> _Task instructions_
Copy out all the lines of the data precisely, omitting any pictures.

Web page and app entries:
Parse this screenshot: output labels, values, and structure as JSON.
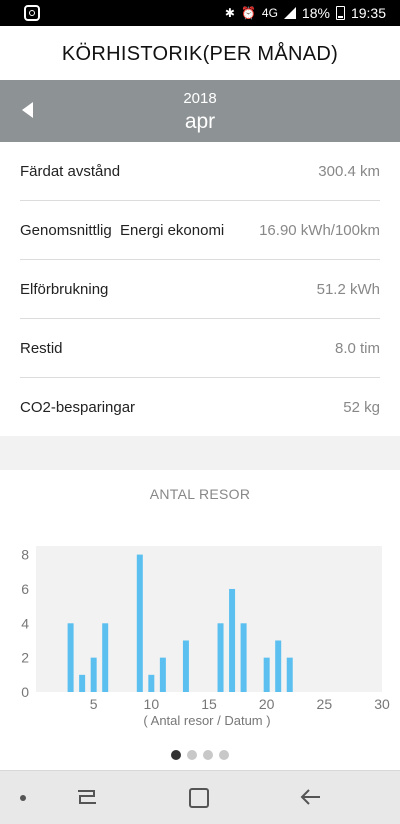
{
  "status_bar": {
    "battery": "18%",
    "time": "19:35",
    "network": "4G"
  },
  "header": {
    "title": "KÖRHISTORIK(PER MÅNAD)"
  },
  "period": {
    "year": "2018",
    "month": "apr"
  },
  "stats": [
    {
      "label": "Färdat avstånd",
      "value": "300.4 km"
    },
    {
      "label": "Genomsnittlig  Energi ekonomi",
      "value": "16.90 kWh/100km"
    },
    {
      "label": "Elförbrukning",
      "value": "51.2 kWh"
    },
    {
      "label": "Restid",
      "value": "8.0 tim"
    },
    {
      "label": "CO2-besparingar",
      "value": "52 kg"
    }
  ],
  "chart_section": {
    "title": "ANTAL RESOR"
  },
  "pager": {
    "pages": 4,
    "active": 0
  },
  "chart_data": {
    "type": "bar",
    "title": "ANTAL RESOR",
    "xlabel": "( Antal resor / Datum )",
    "ylabel": "",
    "x": [
      3,
      4,
      5,
      6,
      9,
      10,
      11,
      13,
      16,
      17,
      18,
      20,
      21,
      22
    ],
    "values": [
      4,
      1,
      2,
      4,
      8,
      1,
      2,
      3,
      4,
      6,
      4,
      2,
      3,
      2
    ],
    "xlim": [
      0,
      30
    ],
    "ylim": [
      0,
      8.5
    ],
    "xticks": [
      5,
      10,
      15,
      20,
      25,
      30
    ],
    "yticks": [
      0,
      2,
      4,
      6,
      8
    ],
    "bar_color": "#5bc0ef",
    "grid": false
  }
}
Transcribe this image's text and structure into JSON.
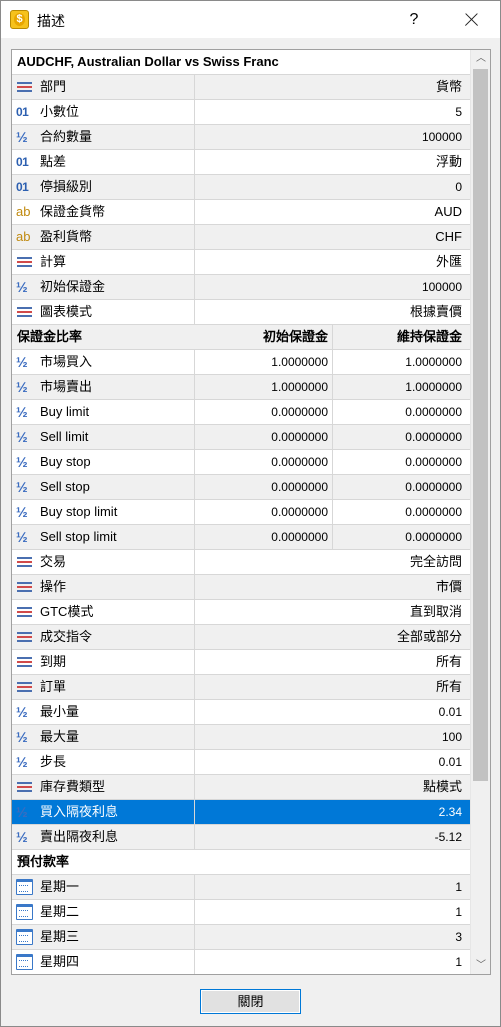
{
  "window": {
    "title": "描述",
    "help_label": "?",
    "close_button_label": "關閉"
  },
  "header": {
    "symbol_title": "AUDCHF, Australian Dollar vs Swiss Franc"
  },
  "properties": [
    {
      "icon": "list",
      "name": "部門",
      "value": "貨幣",
      "shade": true
    },
    {
      "icon": "num",
      "name": "小數位",
      "value": "5",
      "shade": false
    },
    {
      "icon": "half",
      "name": "合約數量",
      "value": "100000",
      "shade": true
    },
    {
      "icon": "num",
      "name": "點差",
      "value": "浮動",
      "shade": false
    },
    {
      "icon": "num",
      "name": "停損級別",
      "value": "0",
      "shade": true
    },
    {
      "icon": "ab",
      "name": "保證金貨幣",
      "value": "AUD",
      "shade": false
    },
    {
      "icon": "ab",
      "name": "盈利貨幣",
      "value": "CHF",
      "shade": true
    },
    {
      "icon": "list",
      "name": "計算",
      "value": "外匯",
      "shade": false
    },
    {
      "icon": "half",
      "name": "初始保證金",
      "value": "100000",
      "shade": true
    },
    {
      "icon": "list",
      "name": "圖表模式",
      "value": "根據賣價",
      "shade": false
    }
  ],
  "margin_table": {
    "title": "保證金比率",
    "col_initial": "初始保證金",
    "col_maintenance": "維持保證金",
    "rows": [
      {
        "name": "市場買入",
        "initial": "1.0000000",
        "maintenance": "1.0000000",
        "shade": false
      },
      {
        "name": "市場賣出",
        "initial": "1.0000000",
        "maintenance": "1.0000000",
        "shade": true
      },
      {
        "name": "Buy limit",
        "initial": "0.0000000",
        "maintenance": "0.0000000",
        "shade": false
      },
      {
        "name": "Sell limit",
        "initial": "0.0000000",
        "maintenance": "0.0000000",
        "shade": true
      },
      {
        "name": "Buy stop",
        "initial": "0.0000000",
        "maintenance": "0.0000000",
        "shade": false
      },
      {
        "name": "Sell stop",
        "initial": "0.0000000",
        "maintenance": "0.0000000",
        "shade": true
      },
      {
        "name": "Buy stop limit",
        "initial": "0.0000000",
        "maintenance": "0.0000000",
        "shade": false
      },
      {
        "name": "Sell stop limit",
        "initial": "0.0000000",
        "maintenance": "0.0000000",
        "shade": true
      }
    ]
  },
  "trading": [
    {
      "icon": "list",
      "name": "交易",
      "value": "完全訪問",
      "shade": false
    },
    {
      "icon": "list",
      "name": "操作",
      "value": "市價",
      "shade": true
    },
    {
      "icon": "list",
      "name": "GTC模式",
      "value": "直到取消",
      "shade": false
    },
    {
      "icon": "list",
      "name": "成交指令",
      "value": "全部或部分",
      "shade": true
    },
    {
      "icon": "list",
      "name": "到期",
      "value": "所有",
      "shade": false
    },
    {
      "icon": "list",
      "name": "訂單",
      "value": "所有",
      "shade": true
    },
    {
      "icon": "half",
      "name": "最小量",
      "value": "0.01",
      "shade": false
    },
    {
      "icon": "half",
      "name": "最大量",
      "value": "100",
      "shade": true
    },
    {
      "icon": "half",
      "name": "步長",
      "value": "0.01",
      "shade": false
    },
    {
      "icon": "list",
      "name": "庫存費類型",
      "value": "點模式",
      "shade": true
    },
    {
      "icon": "half",
      "name": "買入隔夜利息",
      "value": "2.34",
      "shade": false,
      "selected": true
    },
    {
      "icon": "half",
      "name": "賣出隔夜利息",
      "value": "-5.12",
      "shade": true
    }
  ],
  "prepayment": {
    "title": "預付款率",
    "rows": [
      {
        "name": "星期一",
        "value": "1",
        "shade": true
      },
      {
        "name": "星期二",
        "value": "1",
        "shade": false
      },
      {
        "name": "星期三",
        "value": "3",
        "shade": true
      },
      {
        "name": "星期四",
        "value": "1",
        "shade": false
      }
    ]
  },
  "colors": {
    "selection": "#0078d7",
    "row_shade": "#f0f0f0",
    "grid_line": "#d7d7d7"
  },
  "icons": {
    "list": "list-icon",
    "num": "integer-icon",
    "half": "decimal-icon",
    "ab": "string-icon",
    "cal": "calendar-icon"
  }
}
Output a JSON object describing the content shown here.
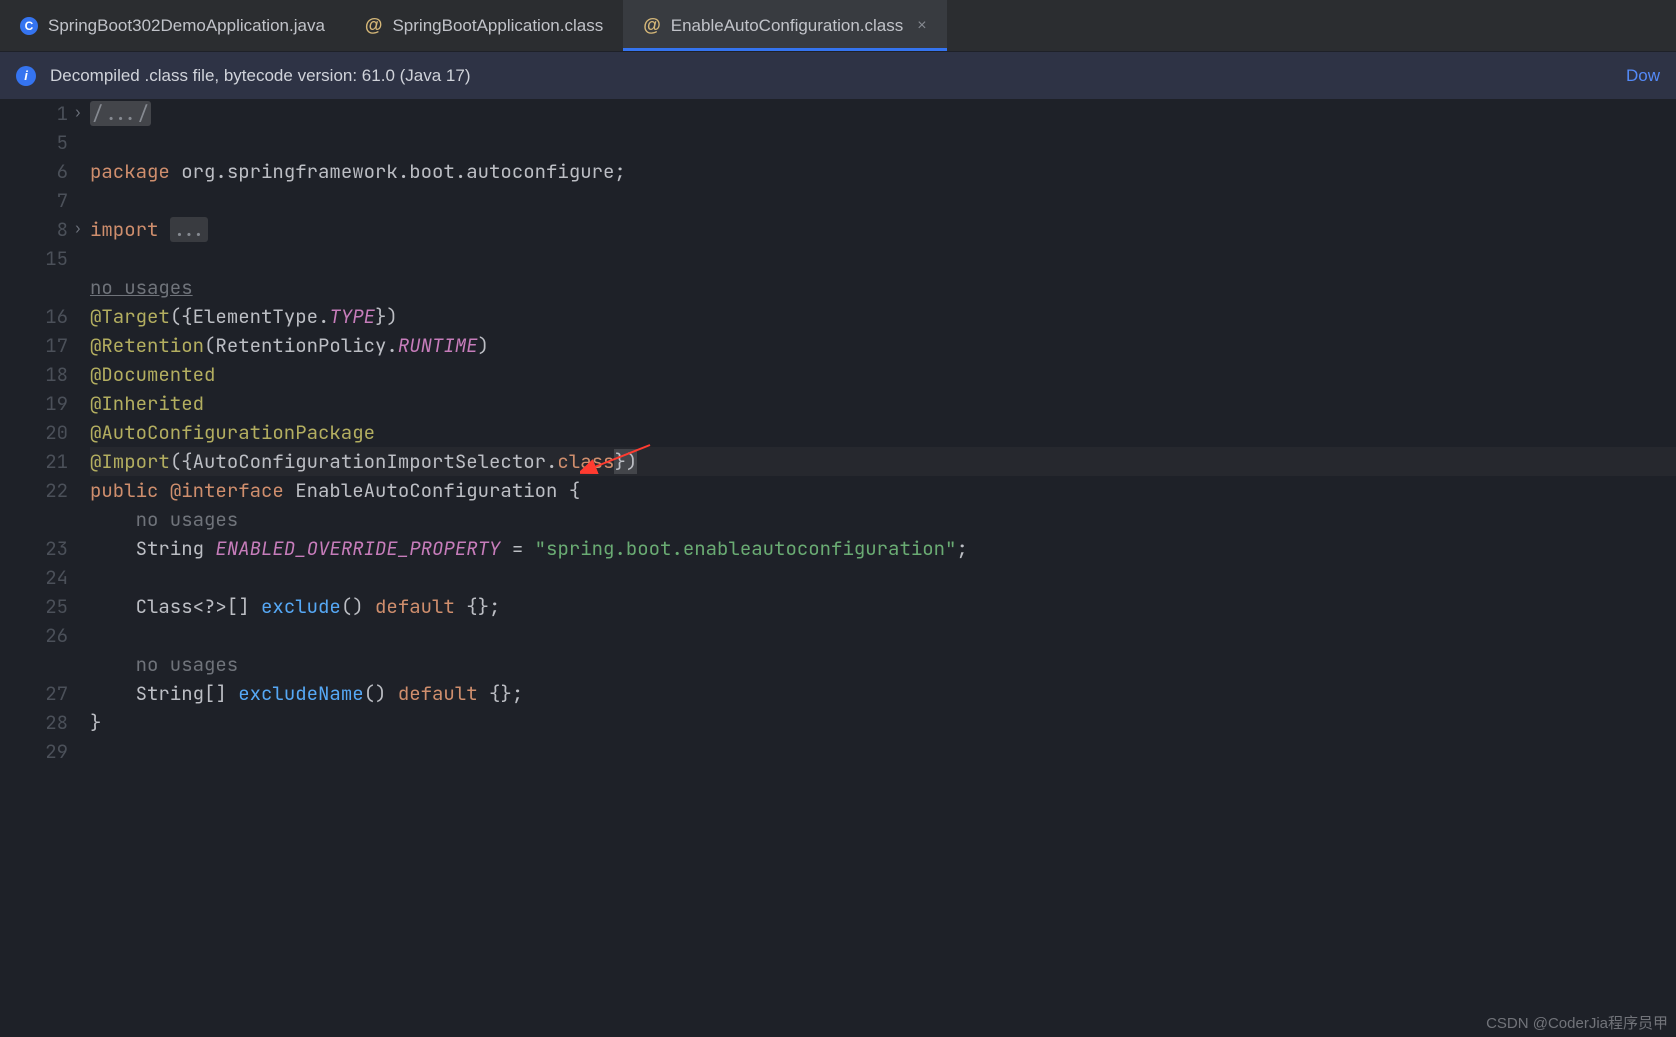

> _Answer to the problem_
Parse this screenshot: output labels, values, and structure as JSON.
{
  "status_bar": {
    "battery": "18%",
    "time": "19:35",
    "network": "4G"
  },
  "header": {
    "title": "KÖRHISTORIK(PER MÅNAD)"
  },
  "period": {
    "year": "2018",
    "month": "apr"
  },
  "stats": [
    {
      "label": "Färdat avstånd",
      "value": "300.4 km"
    },
    {
      "label": "Genomsnittlig  Energi ekonomi",
      "value": "16.90 kWh/100km"
    },
    {
      "label": "Elförbrukning",
      "value": "51.2 kWh"
    },
    {
      "label": "Restid",
      "value": "8.0 tim"
    },
    {
      "label": "CO2-besparingar",
      "value": "52 kg"
    }
  ],
  "chart_section": {
    "title": "ANTAL RESOR"
  },
  "pager": {
    "pages": 4,
    "active": 0
  },
  "chart_data": {
    "type": "bar",
    "title": "ANTAL RESOR",
    "xlabel": "( Antal resor / Datum )",
    "ylabel": "",
    "x": [
      3,
      4,
      5,
      6,
      9,
      10,
      11,
      13,
      16,
      17,
      18,
      20,
      21,
      22
    ],
    "values": [
      4,
      1,
      2,
      4,
      8,
      1,
      2,
      3,
      4,
      6,
      4,
      2,
      3,
      2
    ],
    "xlim": [
      0,
      30
    ],
    "ylim": [
      0,
      8.5
    ],
    "xticks": [
      5,
      10,
      15,
      20,
      25,
      30
    ],
    "yticks": [
      0,
      2,
      4,
      6,
      8
    ],
    "bar_color": "#5bc0ef",
    "grid": false
  }
}
Transcribe this image's text and structure into JSON.
{
  "window": {
    "title": "描述",
    "help_label": "?",
    "close_button_label": "關閉"
  },
  "header": {
    "symbol_title": "AUDCHF, Australian Dollar vs Swiss Franc"
  },
  "properties": [
    {
      "icon": "list",
      "name": "部門",
      "value": "貨幣",
      "shade": true
    },
    {
      "icon": "num",
      "name": "小數位",
      "value": "5",
      "shade": false
    },
    {
      "icon": "half",
      "name": "合約數量",
      "value": "100000",
      "shade": true
    },
    {
      "icon": "num",
      "name": "點差",
      "value": "浮動",
      "shade": false
    },
    {
      "icon": "num",
      "name": "停損級別",
      "value": "0",
      "shade": true
    },
    {
      "icon": "ab",
      "name": "保證金貨幣",
      "value": "AUD",
      "shade": false
    },
    {
      "icon": "ab",
      "name": "盈利貨幣",
      "value": "CHF",
      "shade": true
    },
    {
      "icon": "list",
      "name": "計算",
      "value": "外匯",
      "shade": false
    },
    {
      "icon": "half",
      "name": "初始保證金",
      "value": "100000",
      "shade": true
    },
    {
      "icon": "list",
      "name": "圖表模式",
      "value": "根據賣價",
      "shade": false
    }
  ],
  "margin_table": {
    "title": "保證金比率",
    "col_initial": "初始保證金",
    "col_maintenance": "維持保證金",
    "rows": [
      {
        "name": "市場買入",
        "initial": "1.0000000",
        "maintenance": "1.0000000",
        "shade": false
      },
      {
        "name": "市場賣出",
        "initial": "1.0000000",
        "maintenance": "1.0000000",
        "shade": true
      },
      {
        "name": "Buy limit",
        "initial": "0.0000000",
        "maintenance": "0.0000000",
        "shade": false
      },
      {
        "name": "Sell limit",
        "initial": "0.0000000",
        "maintenance": "0.0000000",
        "shade": true
      },
      {
        "name": "Buy stop",
        "initial": "0.0000000",
        "maintenance": "0.0000000",
        "shade": false
      },
      {
        "name": "Sell stop",
        "initial": "0.0000000",
        "maintenance": "0.0000000",
        "shade": true
      },
      {
        "name": "Buy stop limit",
        "initial": "0.0000000",
        "maintenance": "0.0000000",
        "shade": false
      },
      {
        "name": "Sell stop limit",
        "initial": "0.0000000",
        "maintenance": "0.0000000",
        "shade": true
      }
    ]
  },
  "trading": [
    {
      "icon": "list",
      "name": "交易",
      "value": "完全訪問",
      "shade": false
    },
    {
      "icon": "list",
      "name": "操作",
      "value": "市價",
      "shade": true
    },
    {
      "icon": "list",
      "name": "GTC模式",
      "value": "直到取消",
      "shade": false
    },
    {
      "icon": "list",
      "name": "成交指令",
      "value": "全部或部分",
      "shade": true
    },
    {
      "icon": "list",
      "name": "到期",
      "value": "所有",
      "shade": false
    },
    {
      "icon": "list",
      "name": "訂單",
      "value": "所有",
      "shade": true
    },
    {
      "icon": "half",
      "name": "最小量",
      "value": "0.01",
      "shade": false
    },
    {
      "icon": "half",
      "name": "最大量",
      "value": "100",
      "shade": true
    },
    {
      "icon": "half",
      "name": "步長",
      "value": "0.01",
      "shade": false
    },
    {
      "icon": "list",
      "name": "庫存費類型",
      "value": "點模式",
      "shade": true
    },
    {
      "icon": "half",
      "name": "買入隔夜利息",
      "value": "2.34",
      "shade": false,
      "selected": true
    },
    {
      "icon": "half",
      "name": "賣出隔夜利息",
      "value": "-5.12",
      "shade": true
    }
  ],
  "prepayment": {
    "title": "預付款率",
    "rows": [
      {
        "name": "星期一",
        "value": "1",
        "shade": true
      },
      {
        "name": "星期二",
        "value": "1",
        "shade": false
      },
      {
        "name": "星期三",
        "value": "3",
        "shade": true
      },
      {
        "name": "星期四",
        "value": "1",
        "shade": false
      }
    ]
  },
  "colors": {
    "selection": "#0078d7",
    "row_shade": "#f0f0f0",
    "grid_line": "#d7d7d7"
  },
  "icons": {
    "list": "list-icon",
    "num": "integer-icon",
    "half": "decimal-icon",
    "ab": "string-icon",
    "cal": "calendar-icon"
  }
}
Output a JSON object describing the content shown here.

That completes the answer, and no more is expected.